Graphic Design: A conversation with Steven Jurgensmeyer

Steven Jurgensmeyer is an Arlington-based Creative Director who specializes in developing high-end concepts and strategic branding to execute clean, effective and functional design. He also enjoys working with local artists and businesses to help realize their vision, and is currently teaching as an Adjunct Professor at Mount Ida College in Newton, MA. Steven was formerly the Creative Director at trailblazing independent record companies Rykodisc and Rounder Records, and has worked with several Grammy Award-winning artists. He is also the designer of the AIFF website, and sits on the AIFF poster judging committee.

 

How do you define Graphic Design? Is it considered a true art form?

I would define Graphic Design as a visual intelligence. For the most part, graphic design is meant to inform or persuade the consumer, whether it be a website, brochure, an infographic or a bumper sticker. I always make the distinction that I am largely a commercial artist rather than a fine artist.  Commercial art means it is something that is bought and paid for. Commercial art serves a purpose; fine art, to me, is a bit purer in that the artist is free to express whatever he or she wishes to express. Now. Do those lines cross and blur? Are ad campaigns and logos “art?”  Of course!

What are the challenges that the graphic designer faces at this time, i.e. the new millennium?

Do you mean aside from the more crowded and competitive marketplace, the ever-changing canvas in which to present ideas and the consumer’s shrinking attention span? People today are processing information faster, differently and in more quickly changing formats than ever before. However, the role of designers remains the same, it’s just a different toolbox at their disposal. Some of those work better, some not as well. It depends on the client, the product, the audience and the goal.

What are the skills that a graphic designer should have?

First and foremost, intellectual curiosity. A strong desire to learn something new every day. On the technical side, I’m very much type-centric, so I’d advocate first for a good understanding of what makes for good typography: font selection, size, readability, relationships with other typefaces and images, color.

One of my principal beliefs is the importance of a “visual hierarchy,” as established by the graphic designer to communicate what’s important. A visual hierarchy structures information that way, basically to have you read a piece in the way and order that I want you to. That doesn’t mean, of course, that it always happens that way.

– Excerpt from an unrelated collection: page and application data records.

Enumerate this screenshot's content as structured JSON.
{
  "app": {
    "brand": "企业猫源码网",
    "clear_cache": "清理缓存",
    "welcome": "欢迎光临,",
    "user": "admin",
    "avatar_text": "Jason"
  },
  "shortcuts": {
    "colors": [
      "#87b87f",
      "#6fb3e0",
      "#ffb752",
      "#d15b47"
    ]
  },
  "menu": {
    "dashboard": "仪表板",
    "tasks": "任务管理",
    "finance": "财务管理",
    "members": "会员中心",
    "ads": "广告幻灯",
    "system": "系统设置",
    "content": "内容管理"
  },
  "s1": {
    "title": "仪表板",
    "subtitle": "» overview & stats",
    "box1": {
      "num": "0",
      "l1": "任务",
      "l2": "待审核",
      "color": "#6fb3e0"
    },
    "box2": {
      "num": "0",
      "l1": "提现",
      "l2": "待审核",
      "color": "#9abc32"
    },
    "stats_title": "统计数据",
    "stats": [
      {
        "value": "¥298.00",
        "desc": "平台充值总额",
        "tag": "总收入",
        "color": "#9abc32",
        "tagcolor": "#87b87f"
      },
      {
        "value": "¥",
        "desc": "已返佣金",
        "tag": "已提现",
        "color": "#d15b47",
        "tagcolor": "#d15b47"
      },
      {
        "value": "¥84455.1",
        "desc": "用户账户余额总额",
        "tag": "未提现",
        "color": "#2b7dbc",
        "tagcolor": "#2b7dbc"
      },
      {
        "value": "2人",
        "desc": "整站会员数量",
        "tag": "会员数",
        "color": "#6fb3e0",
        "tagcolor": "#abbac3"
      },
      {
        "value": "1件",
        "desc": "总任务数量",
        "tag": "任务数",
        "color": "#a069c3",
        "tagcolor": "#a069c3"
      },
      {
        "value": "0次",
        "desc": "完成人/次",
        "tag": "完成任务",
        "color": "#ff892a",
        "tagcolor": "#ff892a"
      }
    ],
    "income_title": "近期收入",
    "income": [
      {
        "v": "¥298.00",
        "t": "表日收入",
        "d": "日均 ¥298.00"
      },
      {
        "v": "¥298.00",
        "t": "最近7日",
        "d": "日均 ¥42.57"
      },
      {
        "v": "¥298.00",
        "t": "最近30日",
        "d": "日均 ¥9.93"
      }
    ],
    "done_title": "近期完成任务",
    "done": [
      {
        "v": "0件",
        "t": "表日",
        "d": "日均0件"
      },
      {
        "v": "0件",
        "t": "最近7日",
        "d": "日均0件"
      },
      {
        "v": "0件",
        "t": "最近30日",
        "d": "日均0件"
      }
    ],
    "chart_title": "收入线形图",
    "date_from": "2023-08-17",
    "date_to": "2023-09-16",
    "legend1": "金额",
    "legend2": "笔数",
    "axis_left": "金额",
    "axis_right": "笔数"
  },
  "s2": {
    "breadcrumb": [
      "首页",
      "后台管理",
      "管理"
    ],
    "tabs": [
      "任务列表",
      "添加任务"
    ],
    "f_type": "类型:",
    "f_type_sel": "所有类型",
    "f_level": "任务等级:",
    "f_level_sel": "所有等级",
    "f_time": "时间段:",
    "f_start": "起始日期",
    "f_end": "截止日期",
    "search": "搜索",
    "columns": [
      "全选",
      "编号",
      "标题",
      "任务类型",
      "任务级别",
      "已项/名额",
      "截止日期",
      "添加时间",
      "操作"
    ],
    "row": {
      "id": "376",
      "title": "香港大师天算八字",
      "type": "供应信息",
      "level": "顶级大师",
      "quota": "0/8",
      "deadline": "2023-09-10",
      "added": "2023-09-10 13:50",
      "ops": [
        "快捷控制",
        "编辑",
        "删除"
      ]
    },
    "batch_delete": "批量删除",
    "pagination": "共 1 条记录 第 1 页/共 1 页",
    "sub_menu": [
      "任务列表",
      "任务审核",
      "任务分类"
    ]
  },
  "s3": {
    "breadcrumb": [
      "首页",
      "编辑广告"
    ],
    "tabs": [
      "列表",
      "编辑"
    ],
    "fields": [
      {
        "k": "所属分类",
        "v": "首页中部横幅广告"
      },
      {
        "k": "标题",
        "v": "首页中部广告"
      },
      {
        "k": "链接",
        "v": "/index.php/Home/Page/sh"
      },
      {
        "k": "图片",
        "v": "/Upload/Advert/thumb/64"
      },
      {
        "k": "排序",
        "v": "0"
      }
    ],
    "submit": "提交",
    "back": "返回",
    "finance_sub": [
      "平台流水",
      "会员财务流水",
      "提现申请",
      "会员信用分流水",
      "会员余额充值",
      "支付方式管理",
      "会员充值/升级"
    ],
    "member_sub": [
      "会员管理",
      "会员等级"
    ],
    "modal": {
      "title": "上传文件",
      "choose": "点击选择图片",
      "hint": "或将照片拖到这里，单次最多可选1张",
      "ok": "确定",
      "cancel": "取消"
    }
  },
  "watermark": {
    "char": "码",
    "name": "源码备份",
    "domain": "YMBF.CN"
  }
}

Does the graphic designer need to be creative and what are the reasons?

A good one does, absolutely. And he or she has to be driven. That’s a big one for me. I’ve been teaching some college level courses over the past couple of years and I do see a big drop-off in intellectual curiosity amongst the younger generations. Maybe it’s because fewer people are reading, primarily due to the web and its instant gratification, but there’s no substitute for research and curiosity. The other thing is that most good designers are excellent problem solvers, because a lot of what we’ve discussed comes down to solving problems visually.

How do you recognize a good graphic designer?

Everyone processes information differently, but I look first towards the typography. As mentioned, that’s very important to me. What’s it look like? How does it read? What’s its relationship to the art? My design tends to be very clean and efficient. That said, I’m also drawn to the wildly artistic or illustrative because that’s not a skill I can do well. I hire out for that.

If you have a gift of design, is it necessary to go to school and take classes?

I think so, definitely. Not only for the variety of reasons we've discussed, but also for the opportunity to measure yourself against your peers.

Is there a subliminal aspect to good graphic design? 

They say the best art is subversive and I would agree with that. Anything that makes you think, or question what you “think” you may be seeing is a good thing. Anything that stimulates conversation is a good thing. But art is, of course, subjective and graphic design is too. One man’s Picasso is another man’s velvet painting of dog’s playing poker.

 

To see more of his work, or to contact Steven, please visit: www.stevenjurgensmeyer.com